▸ **How to complete this task**:
Produce a verbatim copy of the data below that contains no pictures.

▸ **Provided data**:
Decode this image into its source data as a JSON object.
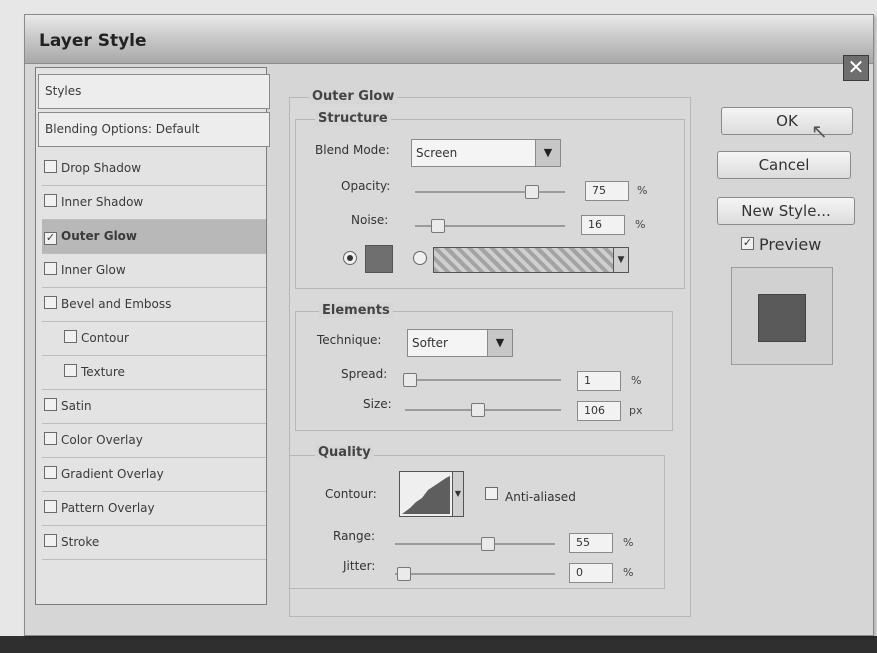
{
  "dialog": {
    "title": "Layer Style",
    "close_glyph": "✕"
  },
  "sidebar": {
    "items": [
      {
        "label": "Styles",
        "type": "header"
      },
      {
        "label": "Blending Options: Default",
        "type": "header"
      },
      {
        "label": "Drop Shadow",
        "checked": false
      },
      {
        "label": "Inner Shadow",
        "checked": false
      },
      {
        "label": "Outer Glow",
        "checked": true,
        "selected": true
      },
      {
        "label": "Inner Glow",
        "checked": false
      },
      {
        "label": "Bevel and Emboss",
        "checked": false
      },
      {
        "label": "Contour",
        "checked": false,
        "indent": true
      },
      {
        "label": "Texture",
        "checked": false,
        "indent": true
      },
      {
        "label": "Satin",
        "checked": false
      },
      {
        "label": "Color Overlay",
        "checked": false
      },
      {
        "label": "Gradient Overlay",
        "checked": false
      },
      {
        "label": "Pattern Overlay",
        "checked": false
      },
      {
        "label": "Stroke",
        "checked": false
      }
    ]
  },
  "outer_glow": {
    "title": "Outer Glow",
    "structure": {
      "title": "Structure",
      "blend_mode_label": "Blend Mode:",
      "blend_mode_value": "Screen",
      "opacity_label": "Opacity:",
      "opacity_value": "75",
      "opacity_unit": "%",
      "noise_label": "Noise:",
      "noise_value": "16",
      "noise_unit": "%",
      "glow_color": "#6f6f6f"
    },
    "elements": {
      "title": "Elements",
      "technique_label": "Technique:",
      "technique_value": "Softer",
      "spread_label": "Spread:",
      "spread_value": "1",
      "spread_unit": "%",
      "size_label": "Size:",
      "size_value": "106",
      "size_unit": "px"
    },
    "quality": {
      "title": "Quality",
      "contour_label": "Contour:",
      "anti_aliased_label": "Anti-aliased",
      "range_label": "Range:",
      "range_value": "55",
      "range_unit": "%",
      "jitter_label": "Jitter:",
      "jitter_value": "0",
      "jitter_unit": "%"
    }
  },
  "buttons": {
    "ok": "OK",
    "cancel": "Cancel",
    "new_style": "New Style..."
  },
  "preview": {
    "label": "Preview",
    "checked": true,
    "swatch_color": "#5a5a5a"
  }
}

▸ **Finished task**:
Decode this image into its source data as a JSON object.
{
  "dialog": {
    "title": "Layer Style",
    "close_glyph": "✕"
  },
  "sidebar": {
    "items": [
      {
        "label": "Styles",
        "type": "header"
      },
      {
        "label": "Blending Options: Default",
        "type": "header"
      },
      {
        "label": "Drop Shadow",
        "checked": false
      },
      {
        "label": "Inner Shadow",
        "checked": false
      },
      {
        "label": "Outer Glow",
        "checked": true,
        "selected": true
      },
      {
        "label": "Inner Glow",
        "checked": false
      },
      {
        "label": "Bevel and Emboss",
        "checked": false
      },
      {
        "label": "Contour",
        "checked": false,
        "indent": true
      },
      {
        "label": "Texture",
        "checked": false,
        "indent": true
      },
      {
        "label": "Satin",
        "checked": false
      },
      {
        "label": "Color Overlay",
        "checked": false
      },
      {
        "label": "Gradient Overlay",
        "checked": false
      },
      {
        "label": "Pattern Overlay",
        "checked": false
      },
      {
        "label": "Stroke",
        "checked": false
      }
    ]
  },
  "outer_glow": {
    "title": "Outer Glow",
    "structure": {
      "title": "Structure",
      "blend_mode_label": "Blend Mode:",
      "blend_mode_value": "Screen",
      "opacity_label": "Opacity:",
      "opacity_value": "75",
      "opacity_unit": "%",
      "noise_label": "Noise:",
      "noise_value": "16",
      "noise_unit": "%",
      "glow_color": "#6f6f6f"
    },
    "elements": {
      "title": "Elements",
      "technique_label": "Technique:",
      "technique_value": "Softer",
      "spread_label": "Spread:",
      "spread_value": "1",
      "spread_unit": "%",
      "size_label": "Size:",
      "size_value": "106",
      "size_unit": "px"
    },
    "quality": {
      "title": "Quality",
      "contour_label": "Contour:",
      "anti_aliased_label": "Anti-aliased",
      "range_label": "Range:",
      "range_value": "55",
      "range_unit": "%",
      "jitter_label": "Jitter:",
      "jitter_value": "0",
      "jitter_unit": "%"
    }
  },
  "buttons": {
    "ok": "OK",
    "cancel": "Cancel",
    "new_style": "New Style..."
  },
  "preview": {
    "label": "Preview",
    "checked": true,
    "swatch_color": "#5a5a5a"
  }
}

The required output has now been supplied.